Last year, Turkmenistan and Pakistan signed a draft deal would increase plans by Ashgabat to deliver about 1.1 trillion cubic feet of gas each year through a pipeline by about 2 billion cf when it goes into service in the next few years. Both sides agreed to a price that was 69 percent of crude oil parity.
Islamabad said the service date for the pipeline depends on the security situation in Afghanistan. The Turkmenistan-Pakistan-Afghanistan-India pipeline is seen as a rival to Iran's plans to build a similar network from the South Pars gas field.
New Delhi wants to discuss with Islamabad transit fees for TAPI during meetings scheduled for Jan. 25.
"This would give us a fair idea about the landed cost of Turkmen gas. India's participation in the TAPI project will depend on the landed cost of gas," an official in New Delhi told The Economic Times of India on condition of anonymity.
Islamabad said it was considering its options as it struggles to cope with natural gas shortfalls. The official said all parties would be one step closer to a final gas sales purchase agreement once the transit fee issue is resolved.
"India has surplus refining capacity and Pakistan depends on import of petrol and diesel," one official told the news service. "We can be natural partners."

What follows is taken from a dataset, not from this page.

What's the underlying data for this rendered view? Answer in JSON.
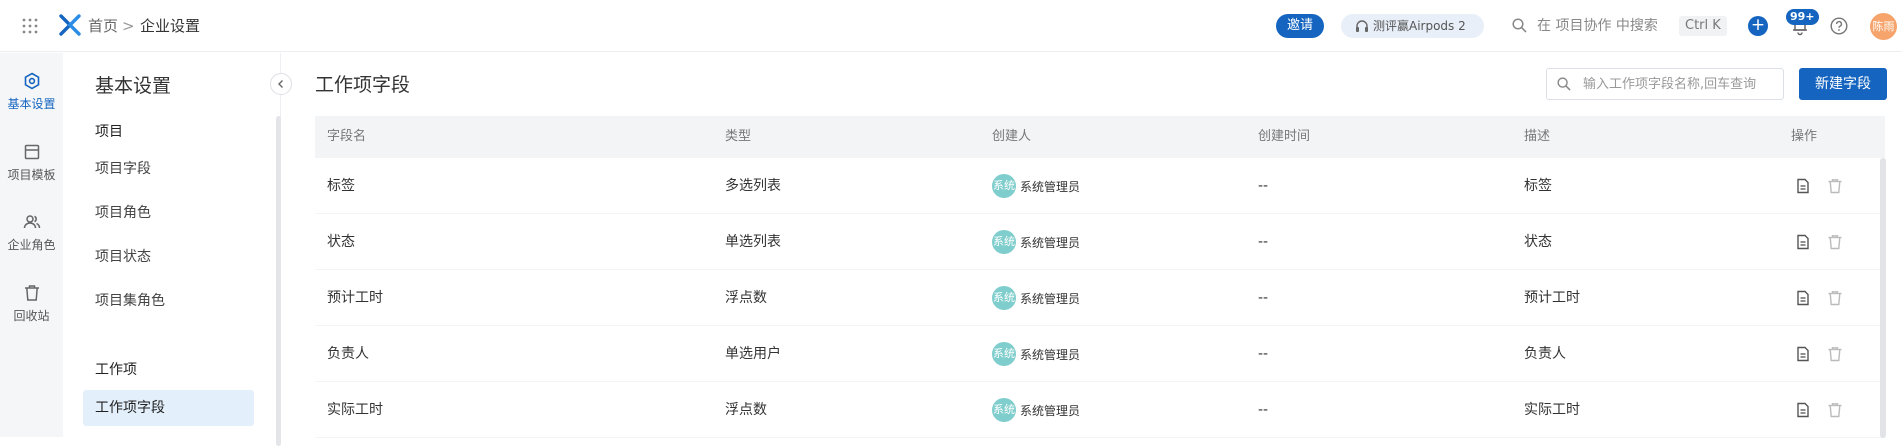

Brent, WTI both posting gains
EIA: Consumers spending less on energy